For a long time, ads would have had us believe that our period blood was blue. Thankfully, this is beginning to change as companies have begun to use realistic red liquid for advertising period products. However, while our blood isn’t blue, it’s not always red either! In this article we’ll take a look at all the different colours and what they could mean, including when to do something about it.
WHY DOES MY PERIOD BLOOD CHANGE COLOUR?

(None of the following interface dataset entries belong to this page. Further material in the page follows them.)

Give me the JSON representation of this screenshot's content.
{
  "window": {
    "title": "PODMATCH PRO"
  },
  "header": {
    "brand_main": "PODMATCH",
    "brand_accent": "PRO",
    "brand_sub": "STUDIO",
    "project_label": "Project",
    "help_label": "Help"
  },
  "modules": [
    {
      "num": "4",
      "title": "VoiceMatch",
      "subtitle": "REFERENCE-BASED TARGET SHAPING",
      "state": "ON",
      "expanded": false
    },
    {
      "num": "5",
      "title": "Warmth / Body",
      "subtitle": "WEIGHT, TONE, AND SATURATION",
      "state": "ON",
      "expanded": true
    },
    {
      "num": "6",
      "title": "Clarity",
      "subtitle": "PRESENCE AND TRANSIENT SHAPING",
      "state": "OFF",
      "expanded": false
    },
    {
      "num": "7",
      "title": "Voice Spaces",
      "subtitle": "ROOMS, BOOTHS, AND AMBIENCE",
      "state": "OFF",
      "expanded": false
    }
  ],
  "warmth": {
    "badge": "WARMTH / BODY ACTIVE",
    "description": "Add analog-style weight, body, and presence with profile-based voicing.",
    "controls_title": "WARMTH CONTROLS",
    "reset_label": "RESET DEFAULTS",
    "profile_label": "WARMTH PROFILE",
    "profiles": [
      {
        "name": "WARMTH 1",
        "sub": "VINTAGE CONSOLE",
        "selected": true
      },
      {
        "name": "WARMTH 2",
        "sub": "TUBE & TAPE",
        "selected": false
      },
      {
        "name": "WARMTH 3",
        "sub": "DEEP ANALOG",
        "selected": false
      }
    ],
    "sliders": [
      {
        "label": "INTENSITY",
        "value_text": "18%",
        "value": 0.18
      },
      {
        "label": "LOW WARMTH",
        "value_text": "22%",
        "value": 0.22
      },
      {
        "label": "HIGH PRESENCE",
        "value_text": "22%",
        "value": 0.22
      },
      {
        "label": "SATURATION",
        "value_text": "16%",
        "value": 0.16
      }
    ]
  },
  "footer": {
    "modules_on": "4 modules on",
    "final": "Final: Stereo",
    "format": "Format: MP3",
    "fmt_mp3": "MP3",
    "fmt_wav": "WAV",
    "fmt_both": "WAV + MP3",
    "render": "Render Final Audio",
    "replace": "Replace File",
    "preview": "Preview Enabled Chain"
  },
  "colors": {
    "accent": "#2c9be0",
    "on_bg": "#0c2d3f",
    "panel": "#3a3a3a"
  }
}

First things first: it is completely normal for your period blood to change colour! Not only will it change throughout your menstrual cycle, but it can also differ from period to period. The colour can range from bright red to brown, pink and even almost black. Essentially, blood becomes darker when it oxidises (reacts with oxygen). Therefore, the longer that the blood remains inside your vagina and uterus – for example when lying down to sleep at night – the darker it will appear. Different colours aren’t usually cause for concern, but they can sometimes be the sign of an infection or another problem, in which case it’s worth going to get it checked out by a doctor. So, what can the colour of your blood tell you?....

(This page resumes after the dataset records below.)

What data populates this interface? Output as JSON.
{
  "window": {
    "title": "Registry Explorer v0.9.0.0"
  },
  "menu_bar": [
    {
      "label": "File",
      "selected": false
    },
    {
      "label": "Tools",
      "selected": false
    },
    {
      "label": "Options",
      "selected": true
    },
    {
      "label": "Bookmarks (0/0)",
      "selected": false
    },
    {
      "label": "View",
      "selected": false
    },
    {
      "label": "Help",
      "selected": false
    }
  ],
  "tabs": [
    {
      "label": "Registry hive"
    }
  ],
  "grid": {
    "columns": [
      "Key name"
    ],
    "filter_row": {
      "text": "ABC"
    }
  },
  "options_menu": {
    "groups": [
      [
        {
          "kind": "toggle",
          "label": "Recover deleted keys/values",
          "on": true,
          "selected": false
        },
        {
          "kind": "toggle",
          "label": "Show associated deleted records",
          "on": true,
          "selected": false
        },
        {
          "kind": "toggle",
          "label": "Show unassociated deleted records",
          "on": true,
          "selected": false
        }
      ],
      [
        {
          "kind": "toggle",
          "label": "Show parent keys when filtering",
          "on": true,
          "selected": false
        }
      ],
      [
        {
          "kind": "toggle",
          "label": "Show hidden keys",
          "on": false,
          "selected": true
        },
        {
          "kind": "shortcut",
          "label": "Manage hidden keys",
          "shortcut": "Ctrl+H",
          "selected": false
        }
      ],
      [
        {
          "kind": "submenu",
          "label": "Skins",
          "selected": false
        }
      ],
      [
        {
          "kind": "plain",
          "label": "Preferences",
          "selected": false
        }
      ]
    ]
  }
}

At the beginning of your period, or on your heaviest days, your blood is bright red as it is flowing fast and therefore has less time to oxidise. Often your blood will get darker as your period progresses, but some people may find that their blood remains bright red throughout.
DARK RED, BROWN. BLACK

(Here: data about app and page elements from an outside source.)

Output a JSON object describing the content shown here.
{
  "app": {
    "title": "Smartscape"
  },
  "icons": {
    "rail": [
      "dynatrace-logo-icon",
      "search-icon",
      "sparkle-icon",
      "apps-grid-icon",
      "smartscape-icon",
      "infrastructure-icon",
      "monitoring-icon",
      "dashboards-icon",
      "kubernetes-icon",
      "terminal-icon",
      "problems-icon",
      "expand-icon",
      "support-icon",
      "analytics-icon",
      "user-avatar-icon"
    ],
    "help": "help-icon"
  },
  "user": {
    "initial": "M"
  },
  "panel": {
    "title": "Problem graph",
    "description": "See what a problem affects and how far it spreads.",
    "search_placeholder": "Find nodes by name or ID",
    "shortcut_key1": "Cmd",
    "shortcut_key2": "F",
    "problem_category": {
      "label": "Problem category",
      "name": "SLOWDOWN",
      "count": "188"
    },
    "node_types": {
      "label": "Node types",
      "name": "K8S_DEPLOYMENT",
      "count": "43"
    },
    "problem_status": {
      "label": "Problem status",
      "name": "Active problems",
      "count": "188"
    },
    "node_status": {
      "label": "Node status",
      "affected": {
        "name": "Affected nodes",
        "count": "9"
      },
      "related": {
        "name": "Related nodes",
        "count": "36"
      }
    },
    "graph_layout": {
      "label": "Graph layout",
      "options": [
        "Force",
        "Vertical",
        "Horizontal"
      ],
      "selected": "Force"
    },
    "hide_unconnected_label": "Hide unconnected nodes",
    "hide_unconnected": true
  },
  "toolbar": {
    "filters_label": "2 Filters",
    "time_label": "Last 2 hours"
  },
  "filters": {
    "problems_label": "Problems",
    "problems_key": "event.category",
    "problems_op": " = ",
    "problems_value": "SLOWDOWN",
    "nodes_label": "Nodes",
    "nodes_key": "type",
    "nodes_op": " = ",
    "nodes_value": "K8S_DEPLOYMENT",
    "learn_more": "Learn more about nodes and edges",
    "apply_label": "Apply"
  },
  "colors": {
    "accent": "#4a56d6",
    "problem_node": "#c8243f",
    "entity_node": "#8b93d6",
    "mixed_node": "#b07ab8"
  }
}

Dark red, brown or black blood is the same as bright red blood, just a bit older. Dark red blood is common first thing in the morning when you have been lying down all night and blood has had time to oxidise. You will often have brown or black blood at the beginning and end of your period, when the blood is flowing more slowly so also has more time to oxidise.
Blood often appears pink when it mixes with your cervical fluid and becomes lighter as a result. This will happen when your period is light, often at the beginning or end.
However, pink blood can also be a sign of anaemia (low iron levels). This is because it is iron which makes blood appear red.
Pink vaginal discharge can also be a sign of perimenopause, as low oestrogen levels can lead to pink discharge.
Like pink blood, orange blood can simply be a result of cervical fluid mixing with your blood.
However, it can also be a sign of bacterial infection or an STI such as bacterial vaginosis. If orange blood, or abnormal discharge colour, is accompanied by symptoms such as a bad smell, itching, or pain during peeing or sex, it is important to go and see a doctor.
Grey period blood is normally a sign of infection. However, this blood colour can sometimes be harder to identify, so keep a look out for other symptoms listed above, such as a foul smell, itching and burning around the vagina, especially when you pee or have sex. Like orange blood, grey blood is often a sign of bacterial vaginosis, so you should go and see a doctor. It is usually easily treated by antibiotics.
WHAT ABOUT CLOTS?
Clots in your blood are normal, and you will often find them at the start of your period when the flow is heaviest, and the blood is bright or dark red. They are also very common as you approach the menopause. However, they can sometimes be a sign that you have Menorrhagia (very heavy periods).. If you have any of the following symptoms, or are simply concerned in any way, you should go and see a doctor. If they don’t listen or take your concerns seriously, ask to be referred to a specialist:
- Very heavy periods
- Clots larger than a 10p coin
- Periods lasting longer than 7 days
- Needing to change a pad/tampon every 1 or 2 hours
- Feeling tired, short of breath, and lacking energy
WHAT ABOUT SPOTTING?
Spotting is the term for light blood loss, and it typically occurs in-between periods Spotting outside of your period can be a symptom of a number of things, including:
- STIs such as chlamydia
- Hormonal contraceptives
- A tear to vaginal wall during sex
- PCOS (Polycystic ovary syndrome)
If you are pregnant, spotting – or brownish discharge – can also be a sign of a miscarriage or an ectopic pregnancy.
If you experience any spotting outside of your period you should go and speak to a doctor, and, as ever, if they don’t take your concerns seriously, insist on a referral to a specialist.
SO WHAT CAN MY BLOOD TELL ME?
It’s important to learn what is normal for you, and a period tracking app can really help with this, allowing you to log the colours and texture of your period blood (and discharge) on different days. It is normal for your period blood to vary between bright red and dark brown, and it can also be pink or black with no cause for concern. However, if the colour of your blood is very different to normal, you experience irregular spotting, very heavy bleeding, or your blood is pink, orange or grey whilst being accompanied by other symptoms, it is important to go and get checked out by a doctor.
One of the good things about FabLittleBag is that these sanitary bags are not only super easy to use, but are completely opaque so that no blood whatever the colour – is visible when disposing of your used tampon or pad.